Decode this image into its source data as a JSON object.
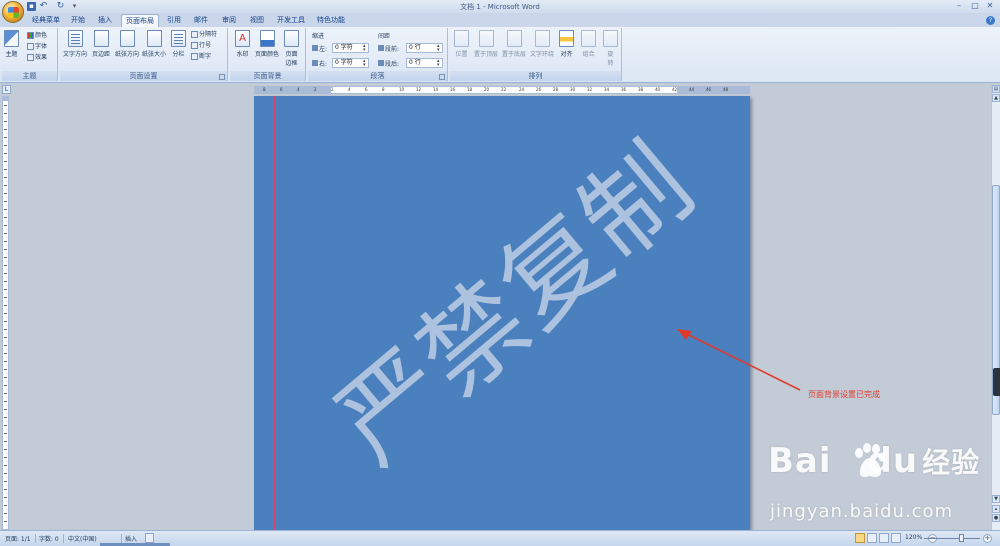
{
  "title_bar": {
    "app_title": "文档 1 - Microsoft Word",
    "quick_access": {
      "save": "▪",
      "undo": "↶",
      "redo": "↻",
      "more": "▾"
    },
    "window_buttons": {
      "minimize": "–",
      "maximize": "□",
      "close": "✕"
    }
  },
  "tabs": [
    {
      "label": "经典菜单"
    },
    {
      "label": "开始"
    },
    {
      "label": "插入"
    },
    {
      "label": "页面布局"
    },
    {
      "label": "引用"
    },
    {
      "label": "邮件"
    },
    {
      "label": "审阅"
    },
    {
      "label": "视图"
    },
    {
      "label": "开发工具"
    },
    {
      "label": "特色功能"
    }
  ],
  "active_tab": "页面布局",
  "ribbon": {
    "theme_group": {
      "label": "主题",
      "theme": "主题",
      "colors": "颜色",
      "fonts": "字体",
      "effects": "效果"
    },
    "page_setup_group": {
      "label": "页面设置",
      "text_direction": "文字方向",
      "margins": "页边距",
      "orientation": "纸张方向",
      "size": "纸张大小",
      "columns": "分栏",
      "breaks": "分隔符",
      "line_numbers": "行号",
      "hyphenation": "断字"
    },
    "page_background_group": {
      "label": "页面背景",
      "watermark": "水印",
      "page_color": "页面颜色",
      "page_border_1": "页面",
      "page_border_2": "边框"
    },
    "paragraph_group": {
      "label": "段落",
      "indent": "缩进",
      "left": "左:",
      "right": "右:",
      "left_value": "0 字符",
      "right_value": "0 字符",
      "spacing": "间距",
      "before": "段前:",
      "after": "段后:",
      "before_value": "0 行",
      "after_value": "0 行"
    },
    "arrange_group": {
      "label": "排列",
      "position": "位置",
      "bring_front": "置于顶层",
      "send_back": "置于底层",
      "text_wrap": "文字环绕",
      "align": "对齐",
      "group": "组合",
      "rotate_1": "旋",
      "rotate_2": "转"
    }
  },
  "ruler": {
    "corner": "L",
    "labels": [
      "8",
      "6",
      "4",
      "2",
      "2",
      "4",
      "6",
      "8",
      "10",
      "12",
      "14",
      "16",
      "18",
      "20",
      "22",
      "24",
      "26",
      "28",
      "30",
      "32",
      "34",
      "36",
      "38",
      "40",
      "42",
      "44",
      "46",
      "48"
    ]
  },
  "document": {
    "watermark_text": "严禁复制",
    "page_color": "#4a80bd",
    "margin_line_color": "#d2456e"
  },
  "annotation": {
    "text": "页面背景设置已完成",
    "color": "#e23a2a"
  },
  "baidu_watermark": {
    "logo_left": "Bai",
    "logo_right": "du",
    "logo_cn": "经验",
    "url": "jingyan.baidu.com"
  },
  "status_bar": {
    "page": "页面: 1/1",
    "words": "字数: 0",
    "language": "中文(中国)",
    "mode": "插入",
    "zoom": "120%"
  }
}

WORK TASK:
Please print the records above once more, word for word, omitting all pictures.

EXERCISE SOLUTION:
Decode this image into its source data as a JSON object.
{
  "title_bar": {
    "app_title": "文档 1 - Microsoft Word",
    "quick_access": {
      "save": "▪",
      "undo": "↶",
      "redo": "↻",
      "more": "▾"
    },
    "window_buttons": {
      "minimize": "–",
      "maximize": "□",
      "close": "✕"
    }
  },
  "tabs": [
    {
      "label": "经典菜单"
    },
    {
      "label": "开始"
    },
    {
      "label": "插入"
    },
    {
      "label": "页面布局"
    },
    {
      "label": "引用"
    },
    {
      "label": "邮件"
    },
    {
      "label": "审阅"
    },
    {
      "label": "视图"
    },
    {
      "label": "开发工具"
    },
    {
      "label": "特色功能"
    }
  ],
  "active_tab": "页面布局",
  "ribbon": {
    "theme_group": {
      "label": "主题",
      "theme": "主题",
      "colors": "颜色",
      "fonts": "字体",
      "effects": "效果"
    },
    "page_setup_group": {
      "label": "页面设置",
      "text_direction": "文字方向",
      "margins": "页边距",
      "orientation": "纸张方向",
      "size": "纸张大小",
      "columns": "分栏",
      "breaks": "分隔符",
      "line_numbers": "行号",
      "hyphenation": "断字"
    },
    "page_background_group": {
      "label": "页面背景",
      "watermark": "水印",
      "page_color": "页面颜色",
      "page_border_1": "页面",
      "page_border_2": "边框"
    },
    "paragraph_group": {
      "label": "段落",
      "indent": "缩进",
      "left": "左:",
      "right": "右:",
      "left_value": "0 字符",
      "right_value": "0 字符",
      "spacing": "间距",
      "before": "段前:",
      "after": "段后:",
      "before_value": "0 行",
      "after_value": "0 行"
    },
    "arrange_group": {
      "label": "排列",
      "position": "位置",
      "bring_front": "置于顶层",
      "send_back": "置于底层",
      "text_wrap": "文字环绕",
      "align": "对齐",
      "group": "组合",
      "rotate_1": "旋",
      "rotate_2": "转"
    }
  },
  "ruler": {
    "corner": "L",
    "labels": [
      "8",
      "6",
      "4",
      "2",
      "2",
      "4",
      "6",
      "8",
      "10",
      "12",
      "14",
      "16",
      "18",
      "20",
      "22",
      "24",
      "26",
      "28",
      "30",
      "32",
      "34",
      "36",
      "38",
      "40",
      "42",
      "44",
      "46",
      "48"
    ]
  },
  "document": {
    "watermark_text": "严禁复制",
    "page_color": "#4a80bd",
    "margin_line_color": "#d2456e"
  },
  "annotation": {
    "text": "页面背景设置已完成",
    "color": "#e23a2a"
  },
  "baidu_watermark": {
    "logo_left": "Bai",
    "logo_right": "du",
    "logo_cn": "经验",
    "url": "jingyan.baidu.com"
  },
  "status_bar": {
    "page": "页面: 1/1",
    "words": "字数: 0",
    "language": "中文(中国)",
    "mode": "插入",
    "zoom": "120%"
  }
}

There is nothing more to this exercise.